‘Doc’ Johnson and the Gettysburg anniversaries — a remembrance


The sad news of C. Elwood Johnson’s passing arrived recently from his son Phil, and a service honoring this World War II Navy veteran took place at the Delaware Veterans Cemetery on Dec. 6, 2018. Coincidentally, this was the same date for the funeral of another World War II Navy hero, President George H.W. Bush.

Unlike the 41st president, Johnson’s service as a pharmacist mate on the U.S.S. Relief in the South Pacific, earning him the nickname “Doc,” has received little acclaim beyond the awareness and pride of family and friends. Perhaps the Broadway show and popular film “South Pacific” is an appropriate requiem for Doc, his shipmates and other unsung heroes from that era.

Doc Johnson had an ancestor, Pvt. John Gray, who served during the Civil War with the 1st Regiment Pennsylvania Volunteer Artillery. During his lifetime, Doc had the unusual and fortunate experience of attending both the 75th and 150th anniversaries of the Battle of Gettysburg that took place in July 1863.

As a 13-year-old, Doc’s father introduced him to the Gettysburg battlefield on the special occasion of the battle’s 75th anniversary in July 1938. While there, father and son were standing on the curbside of Baltimore Street, watching a motorcade that included President Franklin Delano Roosevelt, who rode in an open vehicle.

Roosevelt was on his way to dedicate the Eternal Light Peace Memorial constructed on Oak Hill just north of the town to honor the Union and Confederate soldiers who fought there in 1863. Young Doc, using a box camera he brought along for the occasion, was able to photograph the president as his motorcade drove by on its way to the dedication.

When the 150th anniversary of the Battle of Gettysburg was celebrated a few years ago, in July 2013, Doc attended once again, despite his advancing age of 88 years. It turned out to be a repeat of a father-and-son event, given that Doc’s son Phil escorted him to the small town in southcentral Pennsylvania for the occasion.

During my visits with Doc over the past several years, he would share stories about his ancestor who fought in the Civil War. He owned a number of Civil War artifacts that belonged to Pvt. John Gray, including a sword, musket and other items.

Included among a number of Civil War-related items that Doc gave me as gifts is a poster of Abraham Lincoln. Inscribed at the bottom of this poster is the following quote:

“What constitutes the bulwark of our own liberty and independence? It is not our frowning battlements, our bristling sea coasts, the guns of our war steamers, or the strength of our gallant and disciplined army. These are not our reliance against a resumption of tyranny in our fair land. All of them may be turned against our liberties, without making us stronger or weaker for the struggle. Our reliance is in the love of liberty which God has planted in our bosoms. Our defense is in the preservation of the spirit which prizes liberty as the heritage of all men, in all lands, everywhere. Destroy this spirit, and you have planted the seeds of despotism at your own doors.”

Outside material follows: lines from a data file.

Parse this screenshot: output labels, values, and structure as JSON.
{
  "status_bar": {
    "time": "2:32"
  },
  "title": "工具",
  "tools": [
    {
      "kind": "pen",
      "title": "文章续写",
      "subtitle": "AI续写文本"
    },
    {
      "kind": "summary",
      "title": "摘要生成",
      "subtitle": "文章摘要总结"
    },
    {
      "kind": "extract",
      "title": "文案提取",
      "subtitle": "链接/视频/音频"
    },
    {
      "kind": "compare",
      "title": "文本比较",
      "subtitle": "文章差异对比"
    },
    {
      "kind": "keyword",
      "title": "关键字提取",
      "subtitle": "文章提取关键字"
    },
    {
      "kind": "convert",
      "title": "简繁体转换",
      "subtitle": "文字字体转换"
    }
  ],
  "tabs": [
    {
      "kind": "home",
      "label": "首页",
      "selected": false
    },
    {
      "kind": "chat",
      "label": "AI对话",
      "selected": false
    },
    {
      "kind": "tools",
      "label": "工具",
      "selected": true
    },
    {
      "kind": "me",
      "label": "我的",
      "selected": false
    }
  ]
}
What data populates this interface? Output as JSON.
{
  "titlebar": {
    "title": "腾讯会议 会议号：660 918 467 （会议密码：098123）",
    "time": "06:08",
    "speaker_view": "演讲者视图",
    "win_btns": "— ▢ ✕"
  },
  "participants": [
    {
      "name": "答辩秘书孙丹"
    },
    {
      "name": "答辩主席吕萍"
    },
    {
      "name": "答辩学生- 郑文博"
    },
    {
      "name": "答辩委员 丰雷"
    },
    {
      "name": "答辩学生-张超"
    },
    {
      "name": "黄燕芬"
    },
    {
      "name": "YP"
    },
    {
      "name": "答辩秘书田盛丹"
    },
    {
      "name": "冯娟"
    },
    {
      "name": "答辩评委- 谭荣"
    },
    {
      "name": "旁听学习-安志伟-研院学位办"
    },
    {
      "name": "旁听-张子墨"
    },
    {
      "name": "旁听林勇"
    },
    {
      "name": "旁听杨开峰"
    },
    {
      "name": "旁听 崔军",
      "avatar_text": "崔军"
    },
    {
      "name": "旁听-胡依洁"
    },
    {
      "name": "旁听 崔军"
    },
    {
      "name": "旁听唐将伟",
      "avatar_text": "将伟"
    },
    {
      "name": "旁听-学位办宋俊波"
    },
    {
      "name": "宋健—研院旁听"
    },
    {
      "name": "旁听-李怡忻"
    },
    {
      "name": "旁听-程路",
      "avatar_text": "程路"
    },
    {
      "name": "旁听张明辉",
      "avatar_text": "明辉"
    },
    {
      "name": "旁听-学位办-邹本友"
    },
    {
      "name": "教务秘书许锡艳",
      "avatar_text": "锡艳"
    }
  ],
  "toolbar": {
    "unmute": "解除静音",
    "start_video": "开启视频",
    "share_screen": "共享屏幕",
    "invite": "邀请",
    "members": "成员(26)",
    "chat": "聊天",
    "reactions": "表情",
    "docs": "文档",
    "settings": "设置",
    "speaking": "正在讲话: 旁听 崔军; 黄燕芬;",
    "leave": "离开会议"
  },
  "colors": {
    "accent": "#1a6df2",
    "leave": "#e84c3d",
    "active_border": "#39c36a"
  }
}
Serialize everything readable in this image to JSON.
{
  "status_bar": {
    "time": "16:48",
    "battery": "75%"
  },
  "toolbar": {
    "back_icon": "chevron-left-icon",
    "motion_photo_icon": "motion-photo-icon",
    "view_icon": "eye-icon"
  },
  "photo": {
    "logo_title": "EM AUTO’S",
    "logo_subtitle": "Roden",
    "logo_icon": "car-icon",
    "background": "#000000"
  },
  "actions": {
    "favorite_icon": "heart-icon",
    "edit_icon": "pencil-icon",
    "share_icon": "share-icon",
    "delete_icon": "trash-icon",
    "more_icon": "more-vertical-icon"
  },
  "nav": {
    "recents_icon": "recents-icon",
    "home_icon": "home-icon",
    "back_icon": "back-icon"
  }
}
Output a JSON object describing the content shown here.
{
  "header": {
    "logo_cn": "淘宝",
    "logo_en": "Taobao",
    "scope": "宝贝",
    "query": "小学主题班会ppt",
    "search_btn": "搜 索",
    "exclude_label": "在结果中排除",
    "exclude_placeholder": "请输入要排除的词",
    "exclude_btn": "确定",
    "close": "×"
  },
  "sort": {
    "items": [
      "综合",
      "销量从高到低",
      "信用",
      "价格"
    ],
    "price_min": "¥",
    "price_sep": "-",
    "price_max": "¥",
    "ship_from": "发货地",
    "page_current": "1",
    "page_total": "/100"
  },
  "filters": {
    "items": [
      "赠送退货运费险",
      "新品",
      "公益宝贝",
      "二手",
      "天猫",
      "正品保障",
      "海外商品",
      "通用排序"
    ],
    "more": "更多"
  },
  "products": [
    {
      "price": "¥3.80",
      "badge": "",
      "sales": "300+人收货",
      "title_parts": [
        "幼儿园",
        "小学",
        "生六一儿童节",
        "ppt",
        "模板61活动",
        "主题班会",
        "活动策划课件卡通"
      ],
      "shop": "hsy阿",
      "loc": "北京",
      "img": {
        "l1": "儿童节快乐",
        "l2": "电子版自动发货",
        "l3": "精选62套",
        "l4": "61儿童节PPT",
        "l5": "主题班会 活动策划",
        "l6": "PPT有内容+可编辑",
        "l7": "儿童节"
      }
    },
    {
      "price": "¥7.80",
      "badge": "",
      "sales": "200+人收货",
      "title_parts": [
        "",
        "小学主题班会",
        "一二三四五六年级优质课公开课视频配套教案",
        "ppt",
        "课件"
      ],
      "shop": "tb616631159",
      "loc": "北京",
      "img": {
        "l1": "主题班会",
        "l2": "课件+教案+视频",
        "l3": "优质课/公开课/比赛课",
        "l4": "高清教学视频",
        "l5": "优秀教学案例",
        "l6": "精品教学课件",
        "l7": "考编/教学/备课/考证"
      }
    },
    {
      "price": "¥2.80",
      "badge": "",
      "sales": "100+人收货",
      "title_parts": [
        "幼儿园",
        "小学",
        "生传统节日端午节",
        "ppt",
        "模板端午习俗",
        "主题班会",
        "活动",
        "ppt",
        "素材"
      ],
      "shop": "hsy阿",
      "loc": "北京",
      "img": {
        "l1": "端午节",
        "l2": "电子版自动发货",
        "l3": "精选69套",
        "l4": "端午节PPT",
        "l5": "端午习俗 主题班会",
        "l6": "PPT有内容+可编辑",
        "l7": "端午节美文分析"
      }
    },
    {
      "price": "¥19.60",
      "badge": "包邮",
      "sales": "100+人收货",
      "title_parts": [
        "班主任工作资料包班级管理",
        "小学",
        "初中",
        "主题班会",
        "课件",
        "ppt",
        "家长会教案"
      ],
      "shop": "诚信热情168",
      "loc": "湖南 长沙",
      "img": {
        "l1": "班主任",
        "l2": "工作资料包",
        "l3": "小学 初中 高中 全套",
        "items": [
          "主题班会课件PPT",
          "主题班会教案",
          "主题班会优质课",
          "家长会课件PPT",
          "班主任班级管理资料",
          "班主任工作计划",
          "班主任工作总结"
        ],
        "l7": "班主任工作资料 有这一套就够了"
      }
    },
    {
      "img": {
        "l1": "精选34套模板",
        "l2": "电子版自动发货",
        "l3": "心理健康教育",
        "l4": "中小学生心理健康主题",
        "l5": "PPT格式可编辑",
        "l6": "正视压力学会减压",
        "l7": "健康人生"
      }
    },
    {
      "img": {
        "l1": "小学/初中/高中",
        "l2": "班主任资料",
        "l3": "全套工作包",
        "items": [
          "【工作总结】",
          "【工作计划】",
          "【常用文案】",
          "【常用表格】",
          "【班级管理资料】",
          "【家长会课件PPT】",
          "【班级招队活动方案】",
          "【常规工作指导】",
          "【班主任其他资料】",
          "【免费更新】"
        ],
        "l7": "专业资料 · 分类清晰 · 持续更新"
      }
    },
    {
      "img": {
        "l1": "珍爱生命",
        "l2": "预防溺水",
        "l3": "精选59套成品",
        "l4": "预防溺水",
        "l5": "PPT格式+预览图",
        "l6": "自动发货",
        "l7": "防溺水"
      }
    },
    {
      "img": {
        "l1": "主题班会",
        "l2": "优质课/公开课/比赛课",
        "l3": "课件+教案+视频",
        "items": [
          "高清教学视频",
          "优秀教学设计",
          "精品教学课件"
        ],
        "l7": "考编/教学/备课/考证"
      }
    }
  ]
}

This framed poster and the sentiments of President Lincoln, shown sitting in a stately pose in profile, are a reminder of Doc Johnson, who served his country during a world war, was a solid and productive citizen during his lifetime, and who treasured memories of the Civil War in which an ancestor fought to preserve his liberty. The poster hangs on a wall at home beside a rendition of Lincoln’s Gettysburg Address.

Another reminder of Doc Johnson is a gift he brought back from the trip with his son to Gettysburg in July 2013. Hanging in our entrance hall is a framed print with the words “150th Gettysburg Anniversary” superimposed over tattered Union and Confederate flags (issued by the Gettysburg Convention & Visitor’s Bureau).

On the back of the frame is a printed sticker that reads “Mr. C.E. Johnson” with his address in Ocean View. The poster and print together, and the sentiments contained therein, provide an appropriate eulogy to a man who loved his family and friends, and who served his country.

Tom Ryan is the author of the award-winning “Spies, Scouts & Secrets in the Gettysburg Campaign” and “Essays on Delaware during the Civil War,” of which signed copies are available at Bethany Beach Books, at Browseabout Books in Rehoboth and at Allison’s Card Smart in Milford. Contact him at pennmardel@mchsi.com or visit his website at www.tomryan-civilwar.com.

 

By Tom Ryan

Special to the Coastal Point